3 cloves garlic, minced
1 stalk celery, diced
1 red bell pepper, seeded, diced
1 cup distilled white vinegar
1 cup canola oil
1 tablespoon dried oregano
1/4 teaspoon freshly ground black pepper
Place the salt, okra, carrots, jalapeños, garlic, celery and red bell peppers into a resealable container. Add enough cold water to just cover the vegetables. Seal and place in the fridge overnight.
Pour the mixture into a caldron and rinse well. You can mix the vegetables a bit to get them really rinsed well (read: remove any okra slime), but don't be too aggressive or all of the tasty okra seeds will fly out.
Return vegetables to the resealable container.
In a small bowl, whisk together the vinegar, oil, oregano, and pepper. Pour over the vegetables and stir gently to combine. Cover and refrigerate overnight.
The giardiniera is ready to use the next stay. It will keep in an airtight container in the fridge for up to 2 weeks.
I was looking for a different take on ribs, something other than the “usual” BBQ-flavor, when I came across a recipe for ribs with the flavor of Italian sausage (oh my!), courtesy Chef John. I knew right then that I was going to make them on my Big Easy.
The result is fantastic. They taste just like Italian sausage, with a wonderful twist. Again, tender and juicy. And with the hint (not overpowering) of fennel and the other seasonings found in Italian sausage. The orange glaze is absolutely to die for. The brown sugar gives the ribs a bit of a crust, a crunchy exterior. The glaze is not overly sweet thanks to rice wine vinegar, orange juice and zest, and chile paste (yum! a nice kick!). These are some of the best ribs I’ve ever had or made, and I’ve made a lot of them, from on the grill, on the smoker, and now on the Big Easy.
2 racks baby back ribs, trimmed to fit the Big Easy (alternatively, if you have a particularly large rack, just halve it and the remaining ingredients). Remove the membrane from the backs of the ribs and trim any large chunks of fat.
32 ounces apple cider or juice
1 tablespoon minced garlic
1/3 cup sea salt
1/2 cup loose packed brown sugar
For the rub
2 tablespoons fennel seeds, lightly ground
2 tablespoons freshly ground black pepper
2 tablespoons sugar
2 tablespoons garlic salt
2 tablespoons kosher salt
1 teaspoon cayenne pepper
For the glaze
2/3 cup brown sugar
2/3 cup orange juice (2 big oranges)
2/3 cup rice wine vinegar
2 tablespoons orange zest
1 tablespoon hot chile paste
Place the ribs into a resealable container.
In a medium bowl, combine the brine ingredients. Pour over the ribs and seal.

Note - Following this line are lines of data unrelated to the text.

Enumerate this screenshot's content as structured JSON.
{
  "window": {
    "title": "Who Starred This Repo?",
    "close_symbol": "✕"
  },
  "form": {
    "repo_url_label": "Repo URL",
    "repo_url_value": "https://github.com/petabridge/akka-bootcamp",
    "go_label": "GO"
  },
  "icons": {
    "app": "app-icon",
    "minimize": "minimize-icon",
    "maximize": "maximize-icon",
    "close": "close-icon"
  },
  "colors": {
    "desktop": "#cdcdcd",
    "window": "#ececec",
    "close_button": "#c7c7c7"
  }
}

Refrigerate 12 hours, turning the ribs occasionally.
Fire up your big easy
Attach ribs to the rib hooks. Attach ribs to the Big Easy and lower into the cooker. Cook 35 minutes.
Meanwhile, make the rub by combining all ingredients.
Rub ribs generously with the rub (being careful to not burn yourself on the rib hooks!). Wrap the ribs in foil, making sure that the rib hooks stick out enough to be used.
Return ribs to the Big Easy and cook another 45 minutes.
Meanwhile, make the glaze by combining all ingredients in a small saucepan. Bring to a boil and reduce to a simmer and simmer until reduced by half.
Remove ribs from the Big Easy and remove the foil. Brush ribs on all sides with the glaze and return to the cooker for 10 minutes. Add more glaze and cook another 5 minutes or until the desired color is achieved.